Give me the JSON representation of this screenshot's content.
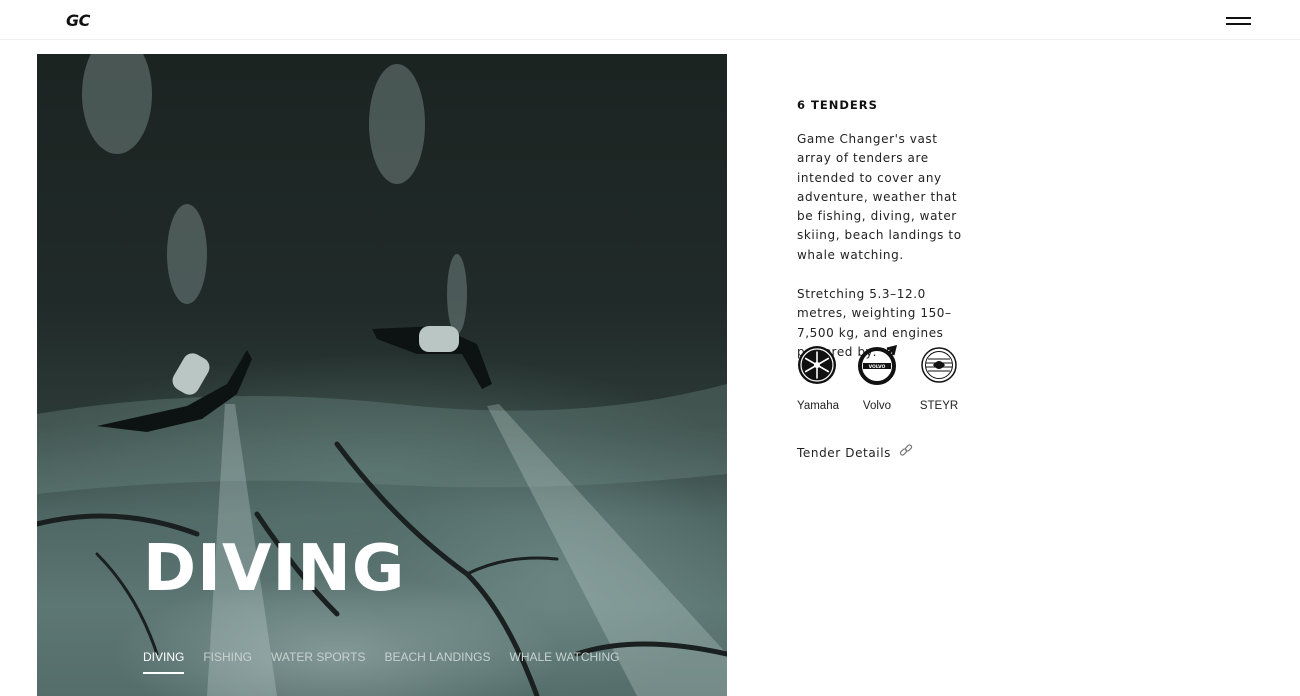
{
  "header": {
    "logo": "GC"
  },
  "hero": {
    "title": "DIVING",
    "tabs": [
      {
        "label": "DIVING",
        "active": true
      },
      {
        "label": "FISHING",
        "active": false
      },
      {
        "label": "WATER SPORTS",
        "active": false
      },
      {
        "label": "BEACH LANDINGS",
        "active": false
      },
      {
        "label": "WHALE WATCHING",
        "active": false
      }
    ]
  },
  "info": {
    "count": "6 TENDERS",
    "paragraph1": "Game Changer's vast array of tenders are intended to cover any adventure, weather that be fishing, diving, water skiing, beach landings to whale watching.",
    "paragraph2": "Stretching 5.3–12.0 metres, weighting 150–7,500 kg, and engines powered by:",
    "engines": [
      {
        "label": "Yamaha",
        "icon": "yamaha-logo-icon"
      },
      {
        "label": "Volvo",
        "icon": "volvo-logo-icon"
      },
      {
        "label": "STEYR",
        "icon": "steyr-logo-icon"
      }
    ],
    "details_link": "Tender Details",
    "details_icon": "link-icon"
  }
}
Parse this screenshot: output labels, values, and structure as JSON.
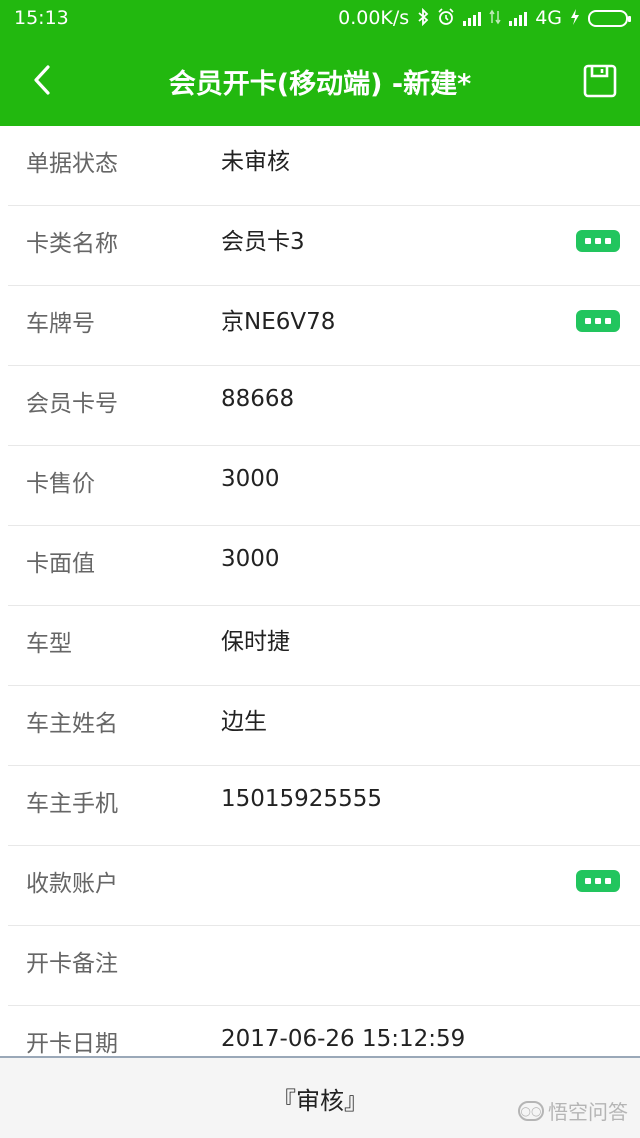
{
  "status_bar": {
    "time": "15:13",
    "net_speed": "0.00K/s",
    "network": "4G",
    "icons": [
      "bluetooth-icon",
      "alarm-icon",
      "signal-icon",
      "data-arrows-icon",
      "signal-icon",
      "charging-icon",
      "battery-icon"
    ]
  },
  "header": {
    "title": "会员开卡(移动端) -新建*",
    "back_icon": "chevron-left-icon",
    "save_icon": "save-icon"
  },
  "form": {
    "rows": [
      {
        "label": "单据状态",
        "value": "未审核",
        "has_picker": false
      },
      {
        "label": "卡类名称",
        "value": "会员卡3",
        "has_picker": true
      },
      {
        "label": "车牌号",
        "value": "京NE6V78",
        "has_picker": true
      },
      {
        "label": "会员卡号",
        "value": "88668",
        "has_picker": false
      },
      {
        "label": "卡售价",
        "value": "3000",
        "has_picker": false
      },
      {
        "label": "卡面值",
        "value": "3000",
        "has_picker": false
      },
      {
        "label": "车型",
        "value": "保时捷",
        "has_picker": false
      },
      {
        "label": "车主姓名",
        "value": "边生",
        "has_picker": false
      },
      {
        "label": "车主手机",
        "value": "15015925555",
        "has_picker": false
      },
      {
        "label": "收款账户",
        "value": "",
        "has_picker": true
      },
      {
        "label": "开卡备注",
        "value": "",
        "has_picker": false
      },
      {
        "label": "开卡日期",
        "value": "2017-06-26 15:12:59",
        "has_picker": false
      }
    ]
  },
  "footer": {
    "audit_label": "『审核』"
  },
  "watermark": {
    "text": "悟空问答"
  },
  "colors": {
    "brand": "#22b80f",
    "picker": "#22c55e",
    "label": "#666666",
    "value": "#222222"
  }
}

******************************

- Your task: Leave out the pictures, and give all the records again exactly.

- Task response:
Give me the JSON representation of this screenshot's content.
{
  "header": {
    "logo": "GC"
  },
  "hero": {
    "title": "DIVING",
    "tabs": [
      {
        "label": "DIVING",
        "active": true
      },
      {
        "label": "FISHING",
        "active": false
      },
      {
        "label": "WATER SPORTS",
        "active": false
      },
      {
        "label": "BEACH LANDINGS",
        "active": false
      },
      {
        "label": "WHALE WATCHING",
        "active": false
      }
    ]
  },
  "info": {
    "count": "6 TENDERS",
    "paragraph1": "Game Changer's vast array of tenders are intended to cover any adventure, weather that be fishing, diving, water skiing, beach landings to whale watching.",
    "paragraph2": "Stretching 5.3–12.0 metres, weighting 150–7,500 kg, and engines powered by:",
    "engines": [
      {
        "label": "Yamaha",
        "icon": "yamaha-logo-icon"
      },
      {
        "label": "Volvo",
        "icon": "volvo-logo-icon"
      },
      {
        "label": "STEYR",
        "icon": "steyr-logo-icon"
      }
    ],
    "details_link": "Tender Details",
    "details_icon": "link-icon"
  }
}
Parse this screenshot: output labels, values, and structure as JSON.
{
  "status_bar": {
    "time": "15:13",
    "net_speed": "0.00K/s",
    "network": "4G",
    "icons": [
      "bluetooth-icon",
      "alarm-icon",
      "signal-icon",
      "data-arrows-icon",
      "signal-icon",
      "charging-icon",
      "battery-icon"
    ]
  },
  "header": {
    "title": "会员开卡(移动端) -新建*",
    "back_icon": "chevron-left-icon",
    "save_icon": "save-icon"
  },
  "form": {
    "rows": [
      {
        "label": "单据状态",
        "value": "未审核",
        "has_picker": false
      },
      {
        "label": "卡类名称",
        "value": "会员卡3",
        "has_picker": true
      },
      {
        "label": "车牌号",
        "value": "京NE6V78",
        "has_picker": true
      },
      {
        "label": "会员卡号",
        "value": "88668",
        "has_picker": false
      },
      {
        "label": "卡售价",
        "value": "3000",
        "has_picker": false
      },
      {
        "label": "卡面值",
        "value": "3000",
        "has_picker": false
      },
      {
        "label": "车型",
        "value": "保时捷",
        "has_picker": false
      },
      {
        "label": "车主姓名",
        "value": "边生",
        "has_picker": false
      },
      {
        "label": "车主手机",
        "value": "15015925555",
        "has_picker": false
      },
      {
        "label": "收款账户",
        "value": "",
        "has_picker": true
      },
      {
        "label": "开卡备注",
        "value": "",
        "has_picker": false
      },
      {
        "label": "开卡日期",
        "value": "2017-06-26 15:12:59",
        "has_picker": false
      }
    ]
  },
  "footer": {
    "audit_label": "『审核』"
  },
  "watermark": {
    "text": "悟空问答"
  },
  "colors": {
    "brand": "#22b80f",
    "picker": "#22c55e",
    "label": "#666666",
    "value": "#222222"
  }
}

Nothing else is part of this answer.